Exercise description:
Your answer should be a single number: how many lines in the data below hold the string "名称未設定".

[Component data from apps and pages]
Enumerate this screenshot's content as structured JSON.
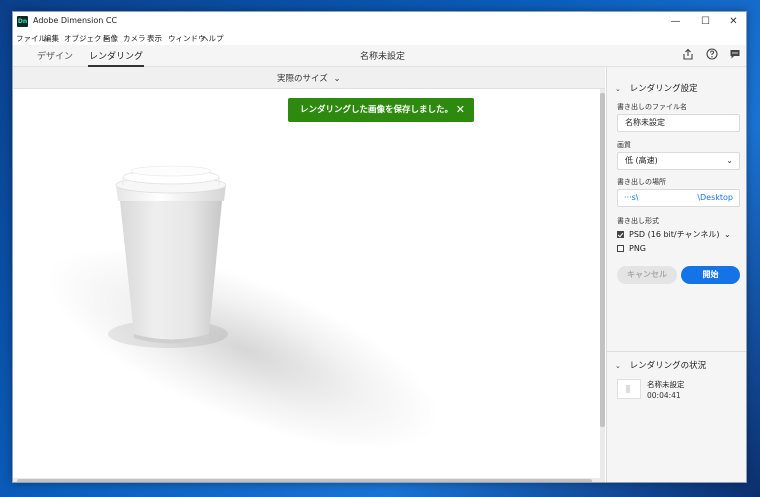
{
  "window": {
    "app_icon": "Dn",
    "title": "Adobe Dimension CC",
    "controls": {
      "minimize": "—",
      "maximize": "☐",
      "close": "✕"
    }
  },
  "menu": [
    "ファイル",
    "編集",
    "オブジェクト",
    "画像",
    "カメラ",
    "表示",
    "ウィンドウ",
    "ヘルプ"
  ],
  "tabs": {
    "design": "デザイン",
    "render": "レンダリング"
  },
  "document_title": "名称未設定",
  "top_icons": [
    "share-icon",
    "help-icon",
    "feedback-icon"
  ],
  "viewport": {
    "zoom_label": "実際のサイズ",
    "toast": {
      "message": "レンダリングした画像を保存しました。",
      "close": "✕"
    }
  },
  "render_settings": {
    "heading": "レンダリング設定",
    "filename_label": "書き出しのファイル名",
    "filename_value": "名称未設定",
    "quality_label": "画質",
    "quality_value": "低 (高速)",
    "location_label": "書き出しの場所",
    "location_left": "···s\\",
    "location_right": "\\Desktop",
    "format_label": "書き出し形式",
    "formats": [
      {
        "label": "PSD (16 bit/チャンネル)",
        "checked": true
      },
      {
        "label": "PNG",
        "checked": false
      }
    ],
    "cancel_label": "キャンセル",
    "start_label": "開始"
  },
  "render_status": {
    "heading": "レンダリングの状況",
    "job_name": "名称未設定",
    "job_time": "00:04:41"
  },
  "colors": {
    "toast_bg": "#2d8a0f",
    "primary_button": "#1473e6",
    "path_text": "#1a73e8"
  }
}
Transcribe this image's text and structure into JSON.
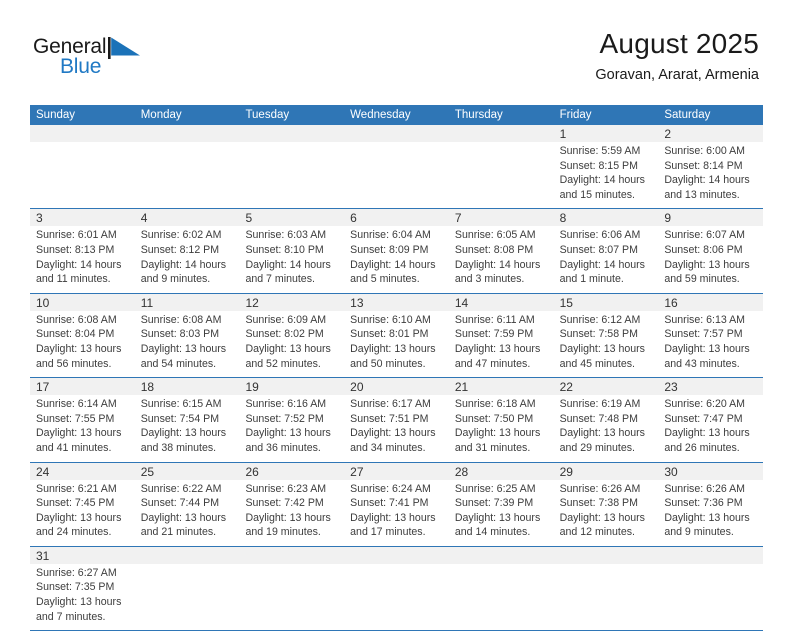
{
  "brand": {
    "name_part1": "General",
    "name_part2": "Blue",
    "flag_icon": "blue-triangle-flag-icon",
    "primary_color": "#2079c4"
  },
  "header": {
    "title": "August 2025",
    "subtitle": "Goravan, Ararat, Armenia"
  },
  "theme": {
    "header_blue": "#2f76b6",
    "row_divider": "#2f76b6",
    "day_band_gray": "#f1f1f1"
  },
  "calendar": {
    "weekday_headers": [
      "Sunday",
      "Monday",
      "Tuesday",
      "Wednesday",
      "Thursday",
      "Friday",
      "Saturday"
    ],
    "weeks": [
      [
        {
          "day": "",
          "lines": []
        },
        {
          "day": "",
          "lines": []
        },
        {
          "day": "",
          "lines": []
        },
        {
          "day": "",
          "lines": []
        },
        {
          "day": "",
          "lines": []
        },
        {
          "day": "1",
          "lines": [
            "Sunrise: 5:59 AM",
            "Sunset: 8:15 PM",
            "Daylight: 14 hours",
            "and 15 minutes."
          ]
        },
        {
          "day": "2",
          "lines": [
            "Sunrise: 6:00 AM",
            "Sunset: 8:14 PM",
            "Daylight: 14 hours",
            "and 13 minutes."
          ]
        }
      ],
      [
        {
          "day": "3",
          "lines": [
            "Sunrise: 6:01 AM",
            "Sunset: 8:13 PM",
            "Daylight: 14 hours",
            "and 11 minutes."
          ]
        },
        {
          "day": "4",
          "lines": [
            "Sunrise: 6:02 AM",
            "Sunset: 8:12 PM",
            "Daylight: 14 hours",
            "and 9 minutes."
          ]
        },
        {
          "day": "5",
          "lines": [
            "Sunrise: 6:03 AM",
            "Sunset: 8:10 PM",
            "Daylight: 14 hours",
            "and 7 minutes."
          ]
        },
        {
          "day": "6",
          "lines": [
            "Sunrise: 6:04 AM",
            "Sunset: 8:09 PM",
            "Daylight: 14 hours",
            "and 5 minutes."
          ]
        },
        {
          "day": "7",
          "lines": [
            "Sunrise: 6:05 AM",
            "Sunset: 8:08 PM",
            "Daylight: 14 hours",
            "and 3 minutes."
          ]
        },
        {
          "day": "8",
          "lines": [
            "Sunrise: 6:06 AM",
            "Sunset: 8:07 PM",
            "Daylight: 14 hours",
            "and 1 minute."
          ]
        },
        {
          "day": "9",
          "lines": [
            "Sunrise: 6:07 AM",
            "Sunset: 8:06 PM",
            "Daylight: 13 hours",
            "and 59 minutes."
          ]
        }
      ],
      [
        {
          "day": "10",
          "lines": [
            "Sunrise: 6:08 AM",
            "Sunset: 8:04 PM",
            "Daylight: 13 hours",
            "and 56 minutes."
          ]
        },
        {
          "day": "11",
          "lines": [
            "Sunrise: 6:08 AM",
            "Sunset: 8:03 PM",
            "Daylight: 13 hours",
            "and 54 minutes."
          ]
        },
        {
          "day": "12",
          "lines": [
            "Sunrise: 6:09 AM",
            "Sunset: 8:02 PM",
            "Daylight: 13 hours",
            "and 52 minutes."
          ]
        },
        {
          "day": "13",
          "lines": [
            "Sunrise: 6:10 AM",
            "Sunset: 8:01 PM",
            "Daylight: 13 hours",
            "and 50 minutes."
          ]
        },
        {
          "day": "14",
          "lines": [
            "Sunrise: 6:11 AM",
            "Sunset: 7:59 PM",
            "Daylight: 13 hours",
            "and 47 minutes."
          ]
        },
        {
          "day": "15",
          "lines": [
            "Sunrise: 6:12 AM",
            "Sunset: 7:58 PM",
            "Daylight: 13 hours",
            "and 45 minutes."
          ]
        },
        {
          "day": "16",
          "lines": [
            "Sunrise: 6:13 AM",
            "Sunset: 7:57 PM",
            "Daylight: 13 hours",
            "and 43 minutes."
          ]
        }
      ],
      [
        {
          "day": "17",
          "lines": [
            "Sunrise: 6:14 AM",
            "Sunset: 7:55 PM",
            "Daylight: 13 hours",
            "and 41 minutes."
          ]
        },
        {
          "day": "18",
          "lines": [
            "Sunrise: 6:15 AM",
            "Sunset: 7:54 PM",
            "Daylight: 13 hours",
            "and 38 minutes."
          ]
        },
        {
          "day": "19",
          "lines": [
            "Sunrise: 6:16 AM",
            "Sunset: 7:52 PM",
            "Daylight: 13 hours",
            "and 36 minutes."
          ]
        },
        {
          "day": "20",
          "lines": [
            "Sunrise: 6:17 AM",
            "Sunset: 7:51 PM",
            "Daylight: 13 hours",
            "and 34 minutes."
          ]
        },
        {
          "day": "21",
          "lines": [
            "Sunrise: 6:18 AM",
            "Sunset: 7:50 PM",
            "Daylight: 13 hours",
            "and 31 minutes."
          ]
        },
        {
          "day": "22",
          "lines": [
            "Sunrise: 6:19 AM",
            "Sunset: 7:48 PM",
            "Daylight: 13 hours",
            "and 29 minutes."
          ]
        },
        {
          "day": "23",
          "lines": [
            "Sunrise: 6:20 AM",
            "Sunset: 7:47 PM",
            "Daylight: 13 hours",
            "and 26 minutes."
          ]
        }
      ],
      [
        {
          "day": "24",
          "lines": [
            "Sunrise: 6:21 AM",
            "Sunset: 7:45 PM",
            "Daylight: 13 hours",
            "and 24 minutes."
          ]
        },
        {
          "day": "25",
          "lines": [
            "Sunrise: 6:22 AM",
            "Sunset: 7:44 PM",
            "Daylight: 13 hours",
            "and 21 minutes."
          ]
        },
        {
          "day": "26",
          "lines": [
            "Sunrise: 6:23 AM",
            "Sunset: 7:42 PM",
            "Daylight: 13 hours",
            "and 19 minutes."
          ]
        },
        {
          "day": "27",
          "lines": [
            "Sunrise: 6:24 AM",
            "Sunset: 7:41 PM",
            "Daylight: 13 hours",
            "and 17 minutes."
          ]
        },
        {
          "day": "28",
          "lines": [
            "Sunrise: 6:25 AM",
            "Sunset: 7:39 PM",
            "Daylight: 13 hours",
            "and 14 minutes."
          ]
        },
        {
          "day": "29",
          "lines": [
            "Sunrise: 6:26 AM",
            "Sunset: 7:38 PM",
            "Daylight: 13 hours",
            "and 12 minutes."
          ]
        },
        {
          "day": "30",
          "lines": [
            "Sunrise: 6:26 AM",
            "Sunset: 7:36 PM",
            "Daylight: 13 hours",
            "and 9 minutes."
          ]
        }
      ],
      [
        {
          "day": "31",
          "lines": [
            "Sunrise: 6:27 AM",
            "Sunset: 7:35 PM",
            "Daylight: 13 hours",
            "and 7 minutes."
          ]
        },
        {
          "day": "",
          "lines": []
        },
        {
          "day": "",
          "lines": []
        },
        {
          "day": "",
          "lines": []
        },
        {
          "day": "",
          "lines": []
        },
        {
          "day": "",
          "lines": []
        },
        {
          "day": "",
          "lines": []
        }
      ]
    ]
  }
}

Task answer:
3